Why do some women (or men) stay, when others see the red flags and veer away? That’s because we get in life what we think we are worth. If we think we are not good enough, unloveable, then we attract those who treat us as unworthy of being loved. But, if that person is as insecure and needy as we are, then we can place all our attention and focus on them. By making it our mission to rescue them, we don’t have to face our insecurities. It’s our smoke screen to avoid facing our inner demons.
A relationship like this is never going to be a healthy one. Zero self-esteem often goes hand in hand with a fear of abandonment. This fear comes from somewhere in our childhood, when our emotional needs are not fully met. Being with someone more screwed up than we are, gives us a guarantee they are never going to leave us. We won’t be abandoned again. But that’s an illusion.
Unless we believe we are worth loving, we won’t allow anyone into our lives who is capable of doing so in a healthy way. We have to break the cycle. If not, even if we don’t go back to them, we’ll go straight into the next relationship that has those familiar patterns to us. Another abusive or dysfunctional one. We need to hug our frightened inner child.
It’s time now to learn how to love yourself. That starts with nurturing your inner child. Click To Tweet
Think back to a time when you still had innocence as a child. Picture yourself before you put that protective armour around you. When you felt confident and free. I see a child who was full of energy, always giggling, singing and dancing, who was confident and free and had a life full of promise ahead of her.
Although my overriding memories of my childhood are happy ones. When I was young, if I had an opinion of my own, my mother told me I was wrong. She’d shut me down, telling me I was ‘too young to understand and she was too busy to explain it to me!’ Tell me I was being too sensitive, if I showed any emotions. If I calmly stood my ground, she wouldn’t hear my side. But get angry and say ‘why do my daughters always argue with me!’
Or she’d declare: ‘You’re your father’s daughter’! In other words, I inherited the things she didn’t like about me from him. I pushed all emotions deep inside. Besides, if my mother was telling me I was wrong, I couldn’t trust my gut instincts anymore. So, I learnt to ignore them and the pain I felt inside. My mother dominated my father and he was also unavailable emotionally to me.
When I transported myself back to that little girl, I cried and cried. I saw this frightened little child. This one who tried to please everyone, who swallowed her own feelings, to keep the peace at all times. The giggling, energetic one was still there somewhere deep inside, but whose spirit was now crushed.
This also led to a release of anger for the first time in my life: how could my ex have been violent towards her? Why didn’t my parents protect me? It was like I stood up for myself, for the first time. This wasn’t good enough. They all let me down.
It was taking that child in my arms and hugging her. Telling her, ‘it’s okay’. ‘You weren’t to blame’.
I looked at her now with appreciation for her ability to always be positive, to see the good in others. Her core values were admirable. She was still there in me. And she had survived and found the courage to leave an abusive relationship. She’d found inner strength she never knew she had.

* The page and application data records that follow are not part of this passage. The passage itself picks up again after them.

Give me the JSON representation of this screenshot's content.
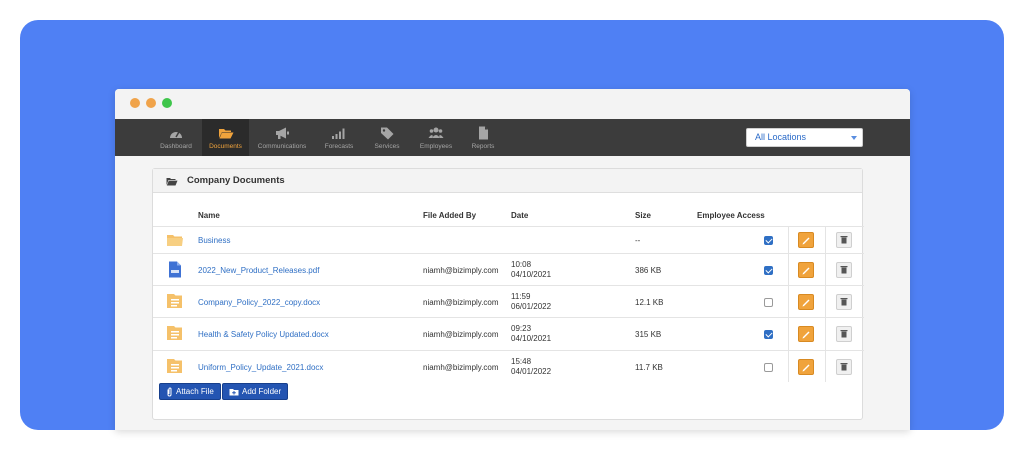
{
  "nav": {
    "items": [
      {
        "label": "Dashboard",
        "icon": "speedometer-icon",
        "active": false
      },
      {
        "label": "Documents",
        "icon": "folder-open-icon",
        "active": true
      },
      {
        "label": "Communications",
        "icon": "megaphone-icon",
        "active": false
      },
      {
        "label": "Forecasts",
        "icon": "signal-bars-icon",
        "active": false
      },
      {
        "label": "Services",
        "icon": "tag-icon",
        "active": false
      },
      {
        "label": "Employees",
        "icon": "users-icon",
        "active": false
      },
      {
        "label": "Reports",
        "icon": "file-icon",
        "active": false
      }
    ]
  },
  "location_select": {
    "value": "All Locations"
  },
  "panel": {
    "title": "Company Documents"
  },
  "table": {
    "headers": {
      "name": "Name",
      "added_by": "File Added By",
      "date": "Date",
      "size": "Size",
      "access": "Employee Access"
    },
    "rows": [
      {
        "type": "folder",
        "name": "Business",
        "added_by": "",
        "time": "",
        "date": "",
        "size": "--",
        "access": true
      },
      {
        "type": "pdf",
        "name": "2022_New_Product_Releases.pdf",
        "added_by": "niamh@bizimply.com",
        "time": "10:08",
        "date": "04/10/2021",
        "size": "386 KB",
        "access": true
      },
      {
        "type": "doc",
        "name": "Company_Policy_2022_copy.docx",
        "added_by": "niamh@bizimply.com",
        "time": "11:59",
        "date": "06/01/2022",
        "size": "12.1 KB",
        "access": false
      },
      {
        "type": "doc",
        "name": "Health & Safety Policy Updated.docx",
        "added_by": "niamh@bizimply.com",
        "time": "09:23",
        "date": "04/10/2021",
        "size": "315 KB",
        "access": true
      },
      {
        "type": "doc",
        "name": "Uniform_Policy_Update_2021.docx",
        "added_by": "niamh@bizimply.com",
        "time": "15:48",
        "date": "04/01/2022",
        "size": "11.7 KB",
        "access": false
      }
    ]
  },
  "actions": {
    "attach_label": "Attach File",
    "add_folder_label": "Add Folder"
  },
  "colors": {
    "frame": "#4f80f4",
    "accent": "#f0a33c",
    "link": "#2f6fc4",
    "button": "#2455b2"
  }
}
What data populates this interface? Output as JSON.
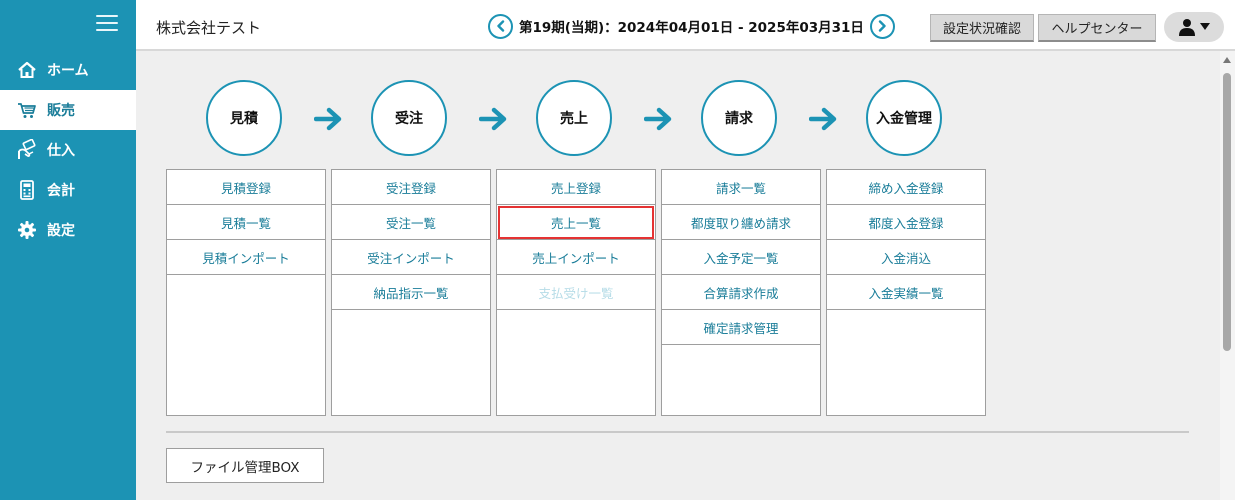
{
  "sidebar": {
    "items": [
      {
        "label": "ホーム",
        "icon": "home-icon",
        "active": false
      },
      {
        "label": "販売",
        "icon": "cart-icon",
        "active": true
      },
      {
        "label": "仕入",
        "icon": "purchase-icon",
        "active": false
      },
      {
        "label": "会計",
        "icon": "calculator-icon",
        "active": false
      },
      {
        "label": "設定",
        "icon": "gear-icon",
        "active": false
      }
    ]
  },
  "header": {
    "company": "株式会社テスト",
    "period": "第19期(当期)：2024年04月01日 - 2025年03月31日",
    "settings_button": "設定状況確認",
    "help_button": "ヘルプセンター"
  },
  "flow": {
    "steps": [
      "見積",
      "受注",
      "売上",
      "請求",
      "入金管理"
    ]
  },
  "columns": [
    {
      "items": [
        {
          "label": "見積登録"
        },
        {
          "label": "見積一覧"
        },
        {
          "label": "見積インポート"
        }
      ]
    },
    {
      "items": [
        {
          "label": "受注登録"
        },
        {
          "label": "受注一覧"
        },
        {
          "label": "受注インポート"
        },
        {
          "label": "納品指示一覧"
        }
      ]
    },
    {
      "items": [
        {
          "label": "売上登録"
        },
        {
          "label": "売上一覧"
        },
        {
          "label": "売上インポート"
        },
        {
          "label": "支払受け一覧"
        }
      ]
    },
    {
      "items": [
        {
          "label": "請求一覧"
        },
        {
          "label": "都度取り纏め請求"
        },
        {
          "label": "入金予定一覧"
        },
        {
          "label": "合算請求作成"
        },
        {
          "label": "確定請求管理"
        }
      ]
    },
    {
      "items": [
        {
          "label": "締め入金登録"
        },
        {
          "label": "都度入金登録"
        },
        {
          "label": "入金消込"
        },
        {
          "label": "入金実績一覧"
        }
      ]
    }
  ],
  "file_button": "ファイル管理BOX",
  "colors": {
    "accent": "#1c93b4",
    "link": "#1a7d99",
    "highlight": "#e53333"
  }
}
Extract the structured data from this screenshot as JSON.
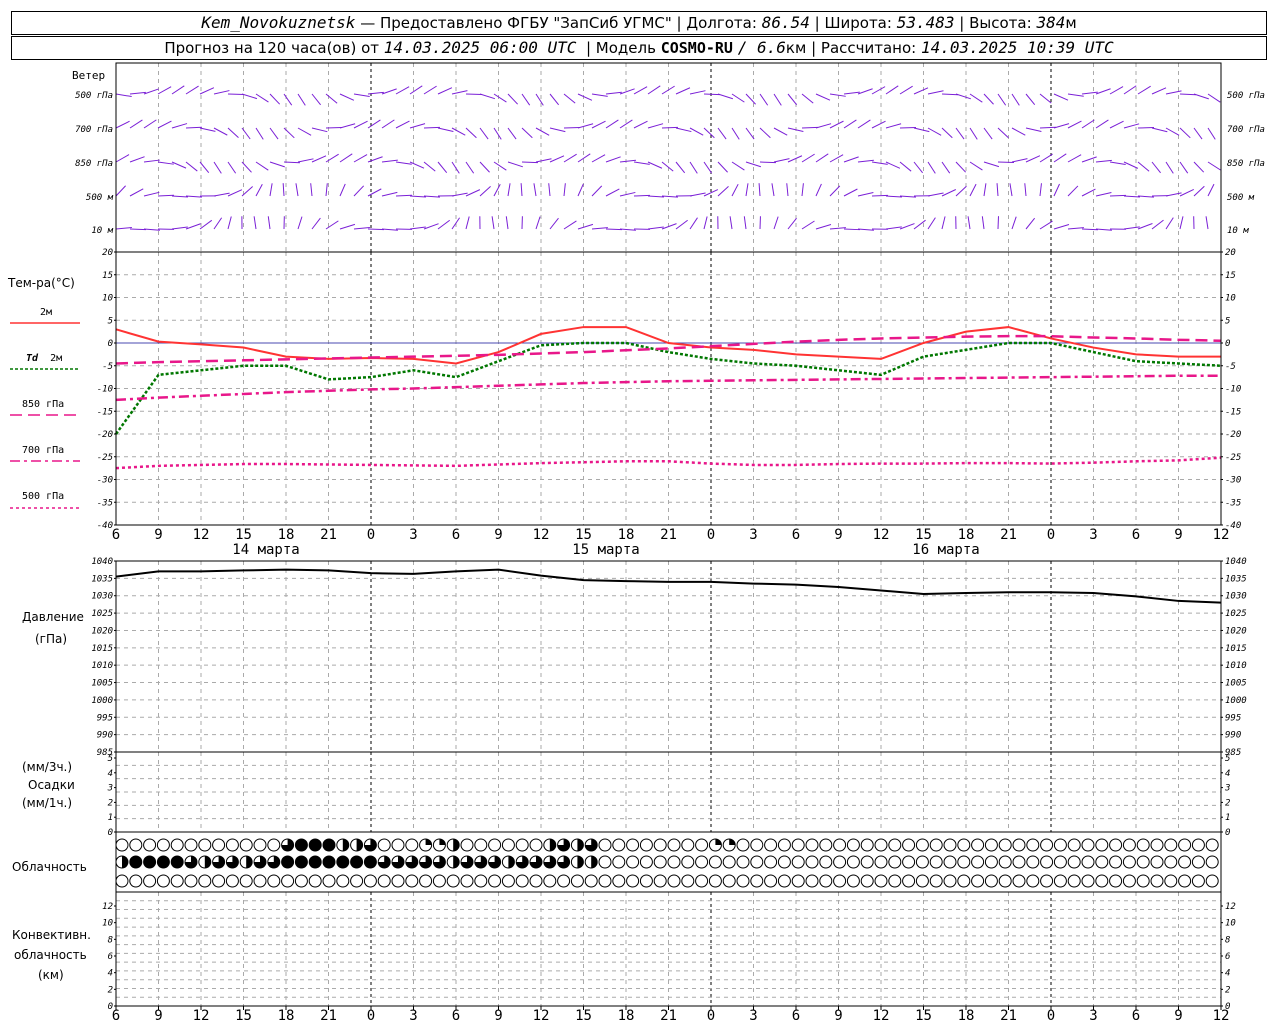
{
  "header": {
    "station": "Kem_Novokuznetsk",
    "provider": "— Предоставлено ФГБУ \"ЗапСиб УГМС\"",
    "lon_label": "Долгота:",
    "lon": "86.54",
    "lat_label": "Широта:",
    "lat": "53.483",
    "alt_label": "Высота:",
    "alt": "384",
    "alt_unit": "м",
    "forecast_text": "Прогноз на 120 часа(ов) от",
    "forecast_time": "14.03.2025 06:00 UTC",
    "model_label": "Модель",
    "model_name": "COSMO-RU",
    "model_res": "/ 6.6",
    "model_res_unit": "км",
    "calc_label": "Рассчитано:",
    "calc_time": "14.03.2025 10:39 UTC"
  },
  "labels": {
    "wind": "Ветер",
    "wind_levels": [
      "500 гПа",
      "700 гПа",
      "850 гПа",
      "500 м",
      "10 м"
    ],
    "temp": "Тем-ра(°C)",
    "t2m": "2м",
    "td": "Td",
    "td2m": "2м",
    "t850": "850 гПа",
    "t700": "700 гПа",
    "t500": "500 гПа",
    "pressure": "Давление",
    "pressure_unit": "(гПа)",
    "precip_unit3": "(мм/3ч.)",
    "precip": "Осадки",
    "precip_unit1": "(мм/1ч.)",
    "cloud": "Облачность",
    "conv1": "Конвективн.",
    "conv2": "облачность",
    "conv3": "(км)"
  },
  "colors": {
    "t2m": "#ff3333",
    "td": "#007700",
    "t850": "#e8178a",
    "t700": "#e8178a",
    "t500": "#e8178a",
    "wind": "#7a1fd6",
    "grid": "#aaaaaa",
    "pressure": "#000000"
  },
  "chart_data": [
    {
      "type": "line",
      "name": "temperature",
      "x_ticks": [
        "6",
        "9",
        "12",
        "15",
        "18",
        "21",
        "0",
        "3",
        "6",
        "9",
        "12",
        "15",
        "18",
        "21",
        "0",
        "3",
        "6",
        "9",
        "12",
        "15",
        "18",
        "21",
        "0",
        "3",
        "6",
        "9",
        "12"
      ],
      "day_labels": [
        "14 марта",
        "15 марта",
        "16 марта"
      ],
      "y_ticks": [
        "20",
        "15",
        "10",
        "5",
        "0",
        "-5",
        "-10",
        "-15",
        "-20",
        "-25",
        "-30",
        "-35",
        "-40"
      ],
      "ylim": [
        -40,
        20
      ],
      "x": [
        0,
        3,
        6,
        9,
        12,
        15,
        18,
        21,
        24,
        27,
        30,
        33,
        36,
        39,
        42,
        45,
        48,
        51,
        54,
        57,
        60,
        63,
        66,
        69,
        72,
        75,
        78
      ],
      "series": [
        {
          "name": "2м",
          "values": [
            3,
            0.3,
            -0.3,
            -1,
            -3,
            -3.5,
            -3.3,
            -3.5,
            -4.5,
            -2,
            2,
            3.5,
            3.5,
            0,
            -1,
            -1.5,
            -2.5,
            -3,
            -3.5,
            0,
            2.5,
            3.5,
            1,
            -1,
            -2.5,
            -3,
            -3
          ]
        },
        {
          "name": "Td 2м",
          "values": [
            -20,
            -7,
            -6,
            -5,
            -5,
            -8,
            -7.5,
            -6,
            -7.5,
            -4,
            -0.5,
            0,
            0,
            -2,
            -3.5,
            -4.5,
            -5,
            -6,
            -7,
            -3,
            -1.5,
            0,
            0,
            -2,
            -4,
            -4.5,
            -5
          ]
        },
        {
          "name": "850 гПа",
          "values": [
            -4.5,
            -4.2,
            -4,
            -3.8,
            -3.6,
            -3.4,
            -3.2,
            -3,
            -2.8,
            -2.6,
            -2.3,
            -2,
            -1.6,
            -1.2,
            -0.7,
            -0.2,
            0.3,
            0.7,
            1,
            1.2,
            1.4,
            1.5,
            1.5,
            1.2,
            1,
            0.7,
            0.5
          ]
        },
        {
          "name": "700 гПа",
          "values": [
            -12.5,
            -12,
            -11.6,
            -11.2,
            -10.8,
            -10.5,
            -10.2,
            -10,
            -9.7,
            -9.4,
            -9.1,
            -8.8,
            -8.6,
            -8.4,
            -8.3,
            -8.2,
            -8.1,
            -8,
            -7.9,
            -7.8,
            -7.7,
            -7.6,
            -7.5,
            -7.4,
            -7.3,
            -7.2,
            -7.2
          ]
        },
        {
          "name": "500 гПа",
          "values": [
            -27.5,
            -27,
            -26.8,
            -26.6,
            -26.6,
            -26.7,
            -26.8,
            -26.9,
            -27,
            -26.7,
            -26.4,
            -26.2,
            -26,
            -26,
            -26.5,
            -26.8,
            -26.8,
            -26.6,
            -26.5,
            -26.5,
            -26.4,
            -26.4,
            -26.5,
            -26.3,
            -26,
            -25.8,
            -25.2
          ]
        }
      ]
    },
    {
      "type": "line",
      "name": "pressure",
      "y_ticks": [
        "1040",
        "1035",
        "1030",
        "1025",
        "1020",
        "1015",
        "1010",
        "1005",
        "1000",
        "995",
        "990",
        "985"
      ],
      "ylim": [
        985,
        1040
      ],
      "x": [
        0,
        3,
        6,
        9,
        12,
        15,
        18,
        21,
        24,
        27,
        30,
        33,
        36,
        39,
        42,
        45,
        48,
        51,
        54,
        57,
        60,
        63,
        66,
        69,
        72,
        75,
        78
      ],
      "values": [
        1035.5,
        1037,
        1037,
        1037.3,
        1037.5,
        1037.3,
        1036.5,
        1036.3,
        1037,
        1037.5,
        1035.8,
        1034.5,
        1034.2,
        1034,
        1034,
        1033.5,
        1033.2,
        1032.5,
        1031.5,
        1030.5,
        1030.8,
        1031,
        1031,
        1030.8,
        1029.8,
        1028.5,
        1028
      ]
    },
    {
      "type": "bar",
      "name": "precipitation",
      "y_ticks": [
        "5",
        "4",
        "3",
        "2",
        "1",
        "0"
      ],
      "ylim": [
        0,
        5
      ],
      "values": []
    },
    {
      "type": "line",
      "name": "convective_cloud",
      "y_ticks": [
        "12",
        "10",
        "8",
        "6",
        "4",
        "2",
        "0"
      ],
      "ylim": [
        0,
        13
      ],
      "values": []
    }
  ],
  "cloud_rows": [
    [
      0,
      0,
      0,
      0,
      0,
      0,
      0,
      0,
      0,
      0,
      0,
      0,
      3,
      4,
      4,
      4,
      2,
      2,
      3,
      0,
      0,
      0,
      1,
      1,
      2,
      0,
      0,
      0,
      0,
      0,
      0,
      2,
      3,
      2,
      3,
      0,
      0,
      0,
      0,
      0,
      0,
      0,
      0,
      1,
      1,
      0,
      0,
      0,
      0,
      0,
      0,
      0,
      0,
      0,
      0,
      0,
      0,
      0,
      0,
      0,
      0,
      0,
      0,
      0,
      0,
      0,
      0,
      0,
      0,
      0,
      0,
      0,
      0,
      0,
      0,
      0,
      0,
      0,
      0,
      0,
      0
    ],
    [
      2,
      4,
      4,
      4,
      4,
      3,
      2,
      3,
      3,
      2,
      3,
      3,
      4,
      4,
      4,
      4,
      4,
      4,
      4,
      3,
      3,
      3,
      3,
      3,
      2,
      3,
      3,
      3,
      2,
      3,
      3,
      3,
      3,
      2,
      2,
      0,
      0,
      0,
      0,
      0,
      0,
      0,
      0,
      0,
      0,
      0,
      0,
      0,
      0,
      0,
      0,
      0,
      0,
      0,
      0,
      0,
      0,
      0,
      0,
      0,
      0,
      0,
      0,
      0,
      0,
      0,
      0,
      0,
      0,
      0,
      0,
      0,
      0,
      0,
      0,
      0,
      0,
      0,
      0,
      0,
      0
    ],
    [
      0,
      0,
      0,
      0,
      0,
      0,
      0,
      0,
      0,
      0,
      0,
      0,
      0,
      0,
      0,
      0,
      0,
      0,
      0,
      0,
      0,
      0,
      0,
      0,
      0,
      0,
      0,
      0,
      0,
      0,
      0,
      0,
      0,
      0,
      0,
      0,
      0,
      0,
      0,
      0,
      0,
      0,
      0,
      0,
      0,
      0,
      0,
      0,
      0,
      0,
      0,
      0,
      0,
      0,
      0,
      0,
      0,
      0,
      0,
      0,
      0,
      0,
      0,
      0,
      0,
      0,
      0,
      0,
      0,
      0,
      0,
      0,
      0,
      0,
      0,
      0,
      0,
      0,
      0,
      0,
      0
    ]
  ]
}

It was time to start to love and appreciate her. What do you love and appreciate about yourself? What do you see?
Learning to love yourself is the most important thing you will ever do, as trust me everything follows from that. As painful and as hard as this is, once you understand where your insecurities came from, why you have low self-esteem and face those fears down, your insecurities will start to melt away. And little by little you begin to love yourself.
I started by doing one nice thing for myself every day. I read every book I could lay my hands on about the dynamics of dysfunctional and abusive relationships, co-dependency and building self-esteem. Then I had to teach her to trust her instincts again. To set healthier boundaries. To learn to say ‘no, that isn’t good enough for me’ when someone crossed them.
You only attract someone equal to what you think you are worth. When you work hard on yourself to build that right up, abusive people, who previously saw a chink in your armour, will see you and run a mile. They’ll see that you know they’re not good enough for you. That they cannot push your boundaries down.
Those people who are self-confident and don’t need you to rescue them, will no longer terrify you. And among them will be the one, like I have since found. The person who treats you with kindness and respect. The one who meets your emotional needs and brings out the best in you. The guy (or girl) who allows you to be vulnerable, but safe. They’ll never use that vulnerability as a weapon against you.
Sure, they could walk away any day. But you’ll no longer fear that. You’ll just figure it’s not meant to be. You’ll still be there. And you’ll be enough to meet all your own emotional needs, with or without a partner. You were always enough.
Are you avoiding facing your inner fears? Ready to nurture your inner child? Let me know in the comments below.